Every line in the data below that has the word "true" should be returned.

++++++++

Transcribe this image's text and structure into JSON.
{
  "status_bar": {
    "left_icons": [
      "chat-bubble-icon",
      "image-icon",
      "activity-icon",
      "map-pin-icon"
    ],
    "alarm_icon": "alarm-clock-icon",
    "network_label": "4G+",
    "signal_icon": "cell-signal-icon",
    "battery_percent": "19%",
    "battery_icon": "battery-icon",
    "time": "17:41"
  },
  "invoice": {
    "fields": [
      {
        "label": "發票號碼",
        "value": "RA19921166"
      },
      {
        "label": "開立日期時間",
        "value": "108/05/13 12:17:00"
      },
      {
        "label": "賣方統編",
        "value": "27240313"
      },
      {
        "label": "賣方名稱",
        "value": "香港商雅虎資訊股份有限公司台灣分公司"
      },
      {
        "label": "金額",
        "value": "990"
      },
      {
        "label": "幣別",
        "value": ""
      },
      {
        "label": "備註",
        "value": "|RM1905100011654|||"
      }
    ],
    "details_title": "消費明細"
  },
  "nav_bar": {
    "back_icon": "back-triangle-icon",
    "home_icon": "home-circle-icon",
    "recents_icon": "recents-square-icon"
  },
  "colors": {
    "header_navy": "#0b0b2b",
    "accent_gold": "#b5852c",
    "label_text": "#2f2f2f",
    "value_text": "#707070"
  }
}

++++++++

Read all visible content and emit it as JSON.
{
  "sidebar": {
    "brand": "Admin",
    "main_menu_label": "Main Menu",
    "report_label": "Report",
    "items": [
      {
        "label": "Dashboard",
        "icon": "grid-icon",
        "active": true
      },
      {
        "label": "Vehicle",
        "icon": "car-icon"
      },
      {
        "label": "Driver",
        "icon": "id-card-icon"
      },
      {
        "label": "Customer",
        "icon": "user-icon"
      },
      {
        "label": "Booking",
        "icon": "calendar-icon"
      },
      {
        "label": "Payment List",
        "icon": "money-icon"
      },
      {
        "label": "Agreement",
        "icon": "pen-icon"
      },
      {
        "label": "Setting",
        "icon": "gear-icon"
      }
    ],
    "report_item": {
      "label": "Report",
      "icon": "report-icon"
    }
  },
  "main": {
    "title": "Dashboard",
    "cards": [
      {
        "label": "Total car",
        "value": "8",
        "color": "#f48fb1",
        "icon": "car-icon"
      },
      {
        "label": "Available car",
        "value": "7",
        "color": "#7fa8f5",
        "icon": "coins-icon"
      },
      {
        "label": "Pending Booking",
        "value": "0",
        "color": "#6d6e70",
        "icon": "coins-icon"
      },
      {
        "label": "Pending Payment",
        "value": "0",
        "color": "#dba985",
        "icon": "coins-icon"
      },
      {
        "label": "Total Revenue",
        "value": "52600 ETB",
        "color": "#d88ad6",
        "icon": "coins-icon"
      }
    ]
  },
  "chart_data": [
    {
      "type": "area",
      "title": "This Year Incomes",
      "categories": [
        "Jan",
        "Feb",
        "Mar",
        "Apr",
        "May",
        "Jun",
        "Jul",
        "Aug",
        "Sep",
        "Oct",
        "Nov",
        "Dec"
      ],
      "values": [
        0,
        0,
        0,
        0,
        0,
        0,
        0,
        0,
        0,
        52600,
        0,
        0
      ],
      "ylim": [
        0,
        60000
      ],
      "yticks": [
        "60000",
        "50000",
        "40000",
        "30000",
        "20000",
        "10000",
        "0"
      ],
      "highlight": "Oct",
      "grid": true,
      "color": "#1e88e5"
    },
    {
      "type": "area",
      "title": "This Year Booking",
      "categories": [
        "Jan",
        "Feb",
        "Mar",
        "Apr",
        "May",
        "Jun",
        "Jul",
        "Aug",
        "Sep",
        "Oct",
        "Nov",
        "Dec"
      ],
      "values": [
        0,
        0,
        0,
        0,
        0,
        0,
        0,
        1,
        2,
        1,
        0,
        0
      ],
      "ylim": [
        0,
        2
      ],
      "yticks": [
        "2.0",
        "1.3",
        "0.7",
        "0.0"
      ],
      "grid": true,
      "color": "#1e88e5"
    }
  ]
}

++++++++

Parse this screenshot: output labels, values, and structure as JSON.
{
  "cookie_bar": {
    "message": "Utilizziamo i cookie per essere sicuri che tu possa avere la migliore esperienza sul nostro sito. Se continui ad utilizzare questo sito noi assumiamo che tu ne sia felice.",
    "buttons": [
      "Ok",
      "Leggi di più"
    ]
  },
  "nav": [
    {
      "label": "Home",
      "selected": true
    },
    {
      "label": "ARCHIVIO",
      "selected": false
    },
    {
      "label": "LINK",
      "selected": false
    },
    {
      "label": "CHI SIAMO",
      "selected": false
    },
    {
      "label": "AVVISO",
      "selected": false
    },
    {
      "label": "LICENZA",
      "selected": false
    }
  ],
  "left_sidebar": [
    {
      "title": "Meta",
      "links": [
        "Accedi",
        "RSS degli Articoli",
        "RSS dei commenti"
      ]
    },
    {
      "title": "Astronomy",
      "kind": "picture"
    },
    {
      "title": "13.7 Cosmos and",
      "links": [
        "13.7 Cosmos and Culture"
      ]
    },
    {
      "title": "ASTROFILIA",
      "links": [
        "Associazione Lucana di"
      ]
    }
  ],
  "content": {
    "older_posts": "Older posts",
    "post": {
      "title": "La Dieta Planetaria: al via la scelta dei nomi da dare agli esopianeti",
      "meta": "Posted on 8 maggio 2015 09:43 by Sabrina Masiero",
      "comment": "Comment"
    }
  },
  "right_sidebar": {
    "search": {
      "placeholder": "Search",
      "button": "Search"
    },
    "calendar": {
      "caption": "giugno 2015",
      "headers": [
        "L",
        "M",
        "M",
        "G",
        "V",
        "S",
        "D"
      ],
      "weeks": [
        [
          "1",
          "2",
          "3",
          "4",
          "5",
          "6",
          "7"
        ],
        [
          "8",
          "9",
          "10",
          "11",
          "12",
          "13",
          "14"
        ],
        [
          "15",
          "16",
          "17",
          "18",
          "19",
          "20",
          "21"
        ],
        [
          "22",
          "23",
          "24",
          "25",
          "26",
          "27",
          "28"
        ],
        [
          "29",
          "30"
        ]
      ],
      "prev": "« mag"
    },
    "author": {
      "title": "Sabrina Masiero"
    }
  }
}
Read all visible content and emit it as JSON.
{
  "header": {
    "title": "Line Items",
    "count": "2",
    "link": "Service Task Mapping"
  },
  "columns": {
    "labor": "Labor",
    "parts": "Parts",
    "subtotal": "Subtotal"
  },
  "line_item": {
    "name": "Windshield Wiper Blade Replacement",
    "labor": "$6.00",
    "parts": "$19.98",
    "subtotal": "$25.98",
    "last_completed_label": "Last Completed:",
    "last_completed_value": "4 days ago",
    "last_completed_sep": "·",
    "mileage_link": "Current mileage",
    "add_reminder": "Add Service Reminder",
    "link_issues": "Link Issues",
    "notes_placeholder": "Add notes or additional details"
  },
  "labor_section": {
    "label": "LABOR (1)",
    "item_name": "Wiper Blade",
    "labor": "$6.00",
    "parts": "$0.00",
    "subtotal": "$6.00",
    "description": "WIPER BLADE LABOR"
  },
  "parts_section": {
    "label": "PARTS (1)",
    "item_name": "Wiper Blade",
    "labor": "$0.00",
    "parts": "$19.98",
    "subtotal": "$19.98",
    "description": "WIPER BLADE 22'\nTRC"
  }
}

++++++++

* SOLVED PROBLEM:
        "active": true
      "grid": true,
      "grid": true,
      "selected": true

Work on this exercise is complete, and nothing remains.